In fifth grade, students found volumes of prisms with whole-number dimensions by finding the number of unit cubes that fit inside the prisms. They found that the total number of unit cubes required is the number of unit cubes in one layer (which is the same as the area of the base) times the number of layers (which is the same as the height). This idea was generalized as V = lwh, where l, w, and h are the length, width, and height of the prism, or as V = Bh, where B is the area of the base of the prism and h is the height.

Unit cubes in each layer = 3 × 4

Number of layers = 5

Total number of unit cubes = 3 × 4 × 5 = 60

Volume = 60 cubic units

In this lesson, students extend this idea to prisms with fractional side lengths. They build prisms using unit-fraction cubes. The volume is the number of unit-fraction cubes in the prism times the volume of each unit-fraction cube. Students show that this result is the same as the volume found by using the formula.

For example, you can build a 45-unit by 35-unit by 25-unit prism using 15-unit cubes. This requires 4 × 3  × 2, or 24, 15-unit cubes. Each 15-unit cube has a volume of 1125 cubic unit, so the total volume is 24125 cubic units. This is the same volume obtained by using the formula V = lwh:V=lwh=45×35×25=24125.

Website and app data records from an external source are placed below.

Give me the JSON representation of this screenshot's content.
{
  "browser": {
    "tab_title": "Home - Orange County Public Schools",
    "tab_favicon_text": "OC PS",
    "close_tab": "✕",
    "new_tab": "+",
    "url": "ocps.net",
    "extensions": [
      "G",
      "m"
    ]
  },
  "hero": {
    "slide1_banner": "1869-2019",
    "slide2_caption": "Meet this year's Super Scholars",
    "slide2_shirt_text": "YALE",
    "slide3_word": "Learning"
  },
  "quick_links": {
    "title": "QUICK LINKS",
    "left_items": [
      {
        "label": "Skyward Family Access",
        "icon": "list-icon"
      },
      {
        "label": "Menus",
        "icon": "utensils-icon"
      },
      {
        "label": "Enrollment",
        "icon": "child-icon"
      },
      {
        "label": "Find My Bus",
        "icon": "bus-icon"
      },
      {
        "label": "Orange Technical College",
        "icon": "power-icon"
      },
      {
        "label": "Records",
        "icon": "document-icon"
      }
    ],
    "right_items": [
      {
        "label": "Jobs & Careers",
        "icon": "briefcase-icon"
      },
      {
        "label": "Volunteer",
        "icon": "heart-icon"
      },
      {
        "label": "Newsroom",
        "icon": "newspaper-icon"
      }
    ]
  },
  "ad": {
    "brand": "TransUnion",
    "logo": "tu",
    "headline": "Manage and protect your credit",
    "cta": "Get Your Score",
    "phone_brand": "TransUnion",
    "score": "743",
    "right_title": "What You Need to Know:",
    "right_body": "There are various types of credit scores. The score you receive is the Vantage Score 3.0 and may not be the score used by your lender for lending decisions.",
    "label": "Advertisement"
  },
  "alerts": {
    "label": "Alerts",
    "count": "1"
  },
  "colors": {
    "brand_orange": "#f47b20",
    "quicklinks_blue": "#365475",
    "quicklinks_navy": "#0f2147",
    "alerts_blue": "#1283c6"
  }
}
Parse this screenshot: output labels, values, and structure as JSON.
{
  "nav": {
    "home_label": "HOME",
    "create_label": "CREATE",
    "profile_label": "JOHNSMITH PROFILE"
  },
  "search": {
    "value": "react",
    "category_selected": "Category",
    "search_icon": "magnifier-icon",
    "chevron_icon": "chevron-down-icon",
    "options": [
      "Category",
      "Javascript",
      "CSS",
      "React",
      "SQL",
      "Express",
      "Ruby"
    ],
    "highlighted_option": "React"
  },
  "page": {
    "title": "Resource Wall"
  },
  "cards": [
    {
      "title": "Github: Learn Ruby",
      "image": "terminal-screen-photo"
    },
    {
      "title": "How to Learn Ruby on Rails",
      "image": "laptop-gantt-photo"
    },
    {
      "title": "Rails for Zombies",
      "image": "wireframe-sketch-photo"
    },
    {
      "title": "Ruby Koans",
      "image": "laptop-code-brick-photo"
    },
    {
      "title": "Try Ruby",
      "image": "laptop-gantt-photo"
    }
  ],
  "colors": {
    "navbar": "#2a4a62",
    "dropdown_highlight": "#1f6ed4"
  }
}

15-unit cubes in each layer = 3 × 4

Number of layers = 2

Total number of 15-unit cubes = 3 × 4 × 2 =  24

Volume = 24 × 1125 = 24125 cubic units

 

Goals and Learning Objectives

  • Verify that the volume formula for rectangular prisms, V = lwh or V = Bh, applies to prisms with side lengths that are not whole numbers.